Elegance and soft lines thanks to surrounding white cement balconies

Production of the prefabricated concrete elements for the Amsteltower with self-compacting concrete

At 103 meters, the Amsteltower is the tallest residential building in Amsterdam. Even from a distance, the very slender silhouette seen from the historic city center is striking. The skyscraper is given particular elegance by surrounding, partly rounded balconies made of prefabricated concrete elements with Dyckerhoff WEISS. This creates a gentle contrast to the surrounding linear high-rise buildings.

The company HCI Concrete Industry from Hengelo was able to secure the order to produce the prefabricated parts for the balconies.
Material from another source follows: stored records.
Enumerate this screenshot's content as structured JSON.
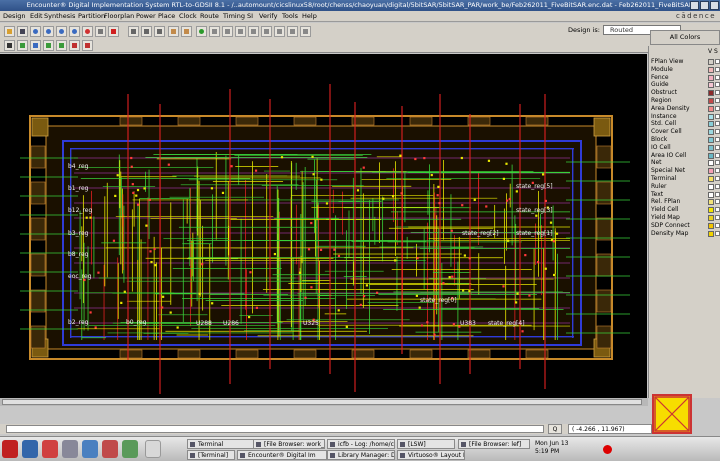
{
  "window": {
    "title": "Encounter® Digital Implementation System RTL-to-GDSII 8.1 - /..automount/cicslinux58/root/chenss/chaoyuan/digital/5bitSAR/5bitSAR_PAR/work_be/Feb262011_FiveBitSAR.enc.dat - Feb262011_FiveBitSAR"
  },
  "menu": {
    "items": [
      "Design",
      "Edit",
      "Synthesis",
      "Partition",
      "Floorplan",
      "Power",
      "Place",
      "Clock",
      "Route",
      "Timing",
      "SI",
      "Verify",
      "Tools",
      "Help"
    ],
    "brand": "cādence"
  },
  "toolbar": {
    "design_is_label": "Design is:",
    "design_status": "Routed",
    "all_colors_label": "All Colors"
  },
  "layers": {
    "header_v": "V",
    "header_s": "S",
    "items": [
      {
        "label": "FPlan View",
        "color": "#d4d0c8"
      },
      {
        "label": "Module",
        "color": "#f0b8b8"
      },
      {
        "label": "Fence",
        "color": "#f2b0c0"
      },
      {
        "label": "Guide",
        "color": "#f4c6d2"
      },
      {
        "label": "Obstruct",
        "color": "#8b2a2a"
      },
      {
        "label": "Region",
        "color": "#c24a4a"
      },
      {
        "label": "Area Density",
        "color": "#f28a8a"
      },
      {
        "label": "Instance",
        "color": "#a8e0e8"
      },
      {
        "label": "Std. Cell",
        "color": "#8ad0d8"
      },
      {
        "label": "Cover Cell",
        "color": "#9cd8e0"
      },
      {
        "label": "Block",
        "color": "#80c8d4"
      },
      {
        "label": "IO Cell",
        "color": "#7cc0cc"
      },
      {
        "label": "Area IO Cell",
        "color": "#6ab8c4"
      },
      {
        "label": "Net",
        "color": "#ffffff"
      },
      {
        "label": "Special Net",
        "color": "#f4a0b4"
      },
      {
        "label": "Terminal",
        "color": "#f6e060"
      },
      {
        "label": "Ruler",
        "color": "#ffffff"
      },
      {
        "label": "Text",
        "color": "#ffffff"
      },
      {
        "label": "Rel. FPlan",
        "color": "#f3e37a"
      },
      {
        "label": "Yield Cell",
        "color": "#f4e600"
      },
      {
        "label": "Yield Map",
        "color": "#e8d020"
      },
      {
        "label": "SDP Connect",
        "color": "#f2c400"
      },
      {
        "label": "Density Map",
        "color": "#f2d400"
      }
    ]
  },
  "canvas": {
    "labels": {
      "b4_reg": "b4_reg",
      "b1_reg": "b1_reg",
      "b12_reg": "b12_reg",
      "b3_reg": "b3_reg",
      "b8_reg": "b8_reg",
      "eoc_reg": "eoc_reg",
      "b2_reg": "b2_reg",
      "b0_reg": "b0_reg",
      "u288": "U288",
      "u286": "U286",
      "u325": "U325",
      "u383": "U383",
      "state_reg5": "state_reg[5]",
      "state_reg3": "state_reg[3]",
      "state_reg2": "state_reg[2]",
      "state_reg1": "state_reg[1]",
      "state_reg0": "state_reg[0]",
      "state_reg4": "state_reg[4]"
    }
  },
  "status": {
    "q_button": "Q",
    "coords": "( -4.266 , 11.967)"
  },
  "taskbar": {
    "tasks": [
      "Terminal",
      "[File Browser: work_b",
      "icfb - Log: /home/cyp",
      "[LSW]",
      "[File Browser: lef]",
      "[Terminal]",
      "Encounter® Digital Im",
      "Library Manager: Direc",
      "Virtuoso® Layout Edit"
    ],
    "clock_day": "Mon Jun 13",
    "clock_time": "5:19 PM"
  },
  "colors": {
    "canvas_bg": "#000000",
    "route_green": "#39d23a",
    "route_yellow": "#e6e600",
    "route_red": "#e02020",
    "route_blue": "#2f3bd8",
    "route_magenta": "#c83fd8",
    "io_orange": "#c88a2a"
  }
}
On the basis of Dyckerhoff WEISS Strong N 52.5 N and the use of limestone powder, a self-compacting concrete was made, from which the finished parts were poured. The surface of the precast elements remained smooth. The slip resistance prescribed for the treads was implemented by profiling the surfaces.

The self-compacting version of the concrete has been widely used in Dutch precast plants for many years. In this way, a high quality exposed concrete is achieved with surfaces free of pores and voids. The self-compacting production of the concretes has significant advantages for the employees in the plant, since the noise level in the halls is significantly lower due to the lack of compaction with vibration tables.

The new skyscraper has a total of 32 floors and is located right next to Amsterdam Amstel train station. There is a medium-high podium below the residential tower, in which a large hotel is housed. This part of the building also looks light and elegant thanks to white cement balconies. The area around Amstel Station is currently being developed into a lively new district as part of a comprehensive infrastructure upgrade.

The architecture of the Amstel Tower comes from the Rotterdam office Powerhouse Company. The skyscraper was completed in 2018.


(Fotos 1-4: Egbert de Boer, Fotos 5-7: Dyckerhoff)